Trend 3: Digital tax administration is moving faster than expected
in addition to the rising focus of the corporate tax department partnering with their business counterparts, transformative changes to the way companies share tax information with revenue authorities is also creating an imperative to modernize operations at a faster pace. Nine in 10 (92%) respondents say that shifting revenue authority demands on digital tax administration will have a moderate or high impact on tax operations and resources over the next five years—and several heads of tax said the trend is moving faster than expected.
"It’s really stepped up in the last couple of years," says Anna Elphick, VP Tax, Unilever. "Tax authorities don't just want a faster turnaround for compliance but access into a company’s systems. It's not unreasonable to think that in a much shorter time than we expect, compliance will be about companies reviewing a return that's been drafted by the tax authorities."
Trend 4: Data simplification and lower-cost resourcing are top priorities
Tax leaders said that simplifying data management (53%) and moving to lower-cost resourcing models (51%) must be prioritized if tax is to become more proactive at delivering strategic insights to the business. Many tax teams are ensuring that they have a seat at the table as ERP systems are overhauled, which is paying dividends: 56% of those that have introduced NextGen ERP systems are now highly effective at supporting the business with scenario-modeling insights. Only 35% of those with moderate to low use of NextGen ERP systems said the same.
At Stryker, “we automated the source P&L process for transfer pricing which took a huge burden off of the divisions," says David Furgason, Vice President Tax. "Then we created a transfer price database to deposit and retrieve data so we have limited impact on the divisions. We are moving to a single ERP platform which will help us make take the next step with robotics.”
Trend 5: Skillsets are shifting
Embedding a new data infrastructure and redesigning processes are critical for the future tax vision.

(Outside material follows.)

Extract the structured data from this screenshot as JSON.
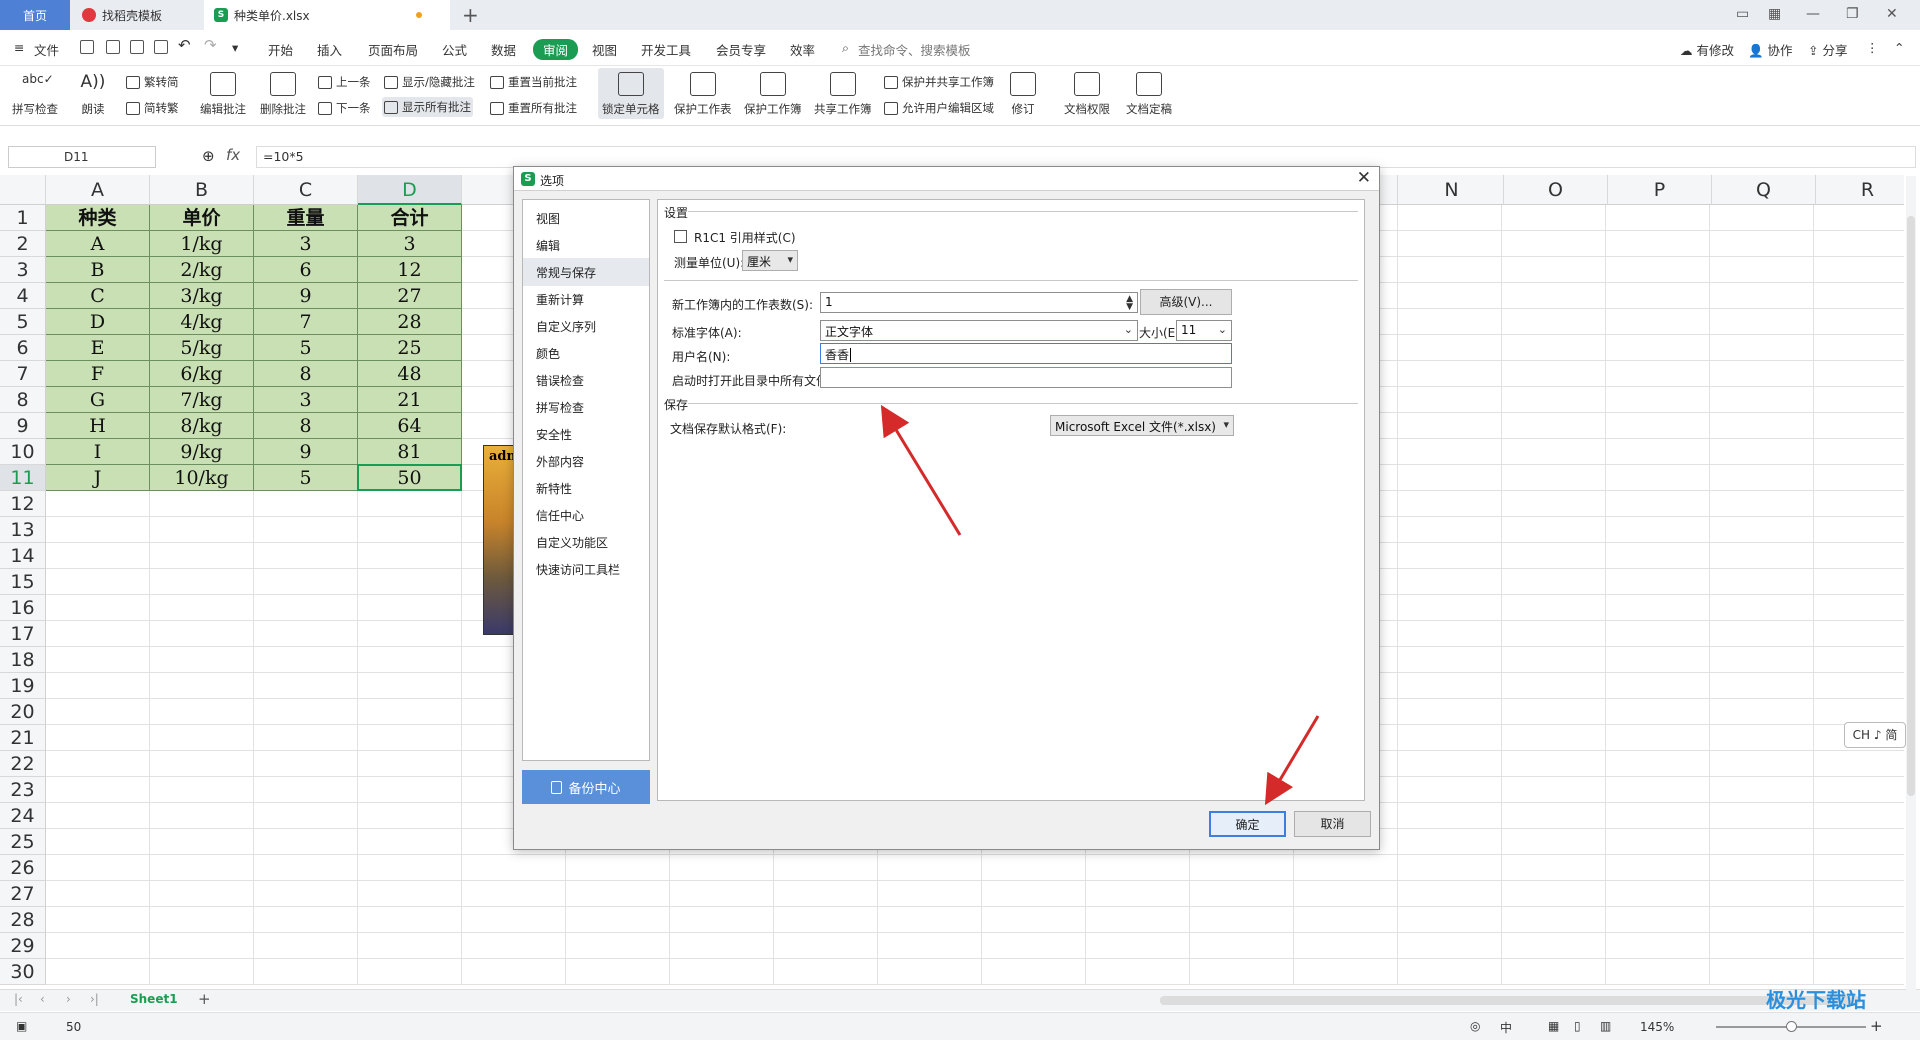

Tax leaders are aligned — data skills (45%) and technology process experience (43%) are ‘must have’ skills in a tax department of the future, but more traditional tax specialist knowledge also remains key (40%). The trick to success will be in tax leaders facilitating the way these professionals, with their different backgrounds, can work together collectively to unlock lasting value.
Take Infineon Technologies, which formed a VAT technology and governance group "that has the right knowledge about how to change the system to ensure it generates the right reports", according to Matthias Schubert, Global Head of Tax. "Involving them early was key as we took a greenfield approach, so we could think about what the optimal processes would look like and how more intelligent systems could make an impact
Trend 6: 2020 brought productivity improvements
Improved productivity (50%) and accelerating shifts to remote working (48%) were cited as the biggest operational benefits to emerge from COVID-19-driven disruption. But, as 78% of leaders now plan to embed either hybrid or fully remote models in the tax function long term, 34% say maintaining productivity benefits is a top concern. And, as leaders think about building their talent pipeline and strengthening advisory skill sets, 47% say they must prioritize new approaches to talent recognition and career development over the next two years, while 36% say new processes for involving tax in business strategy decisions must be established.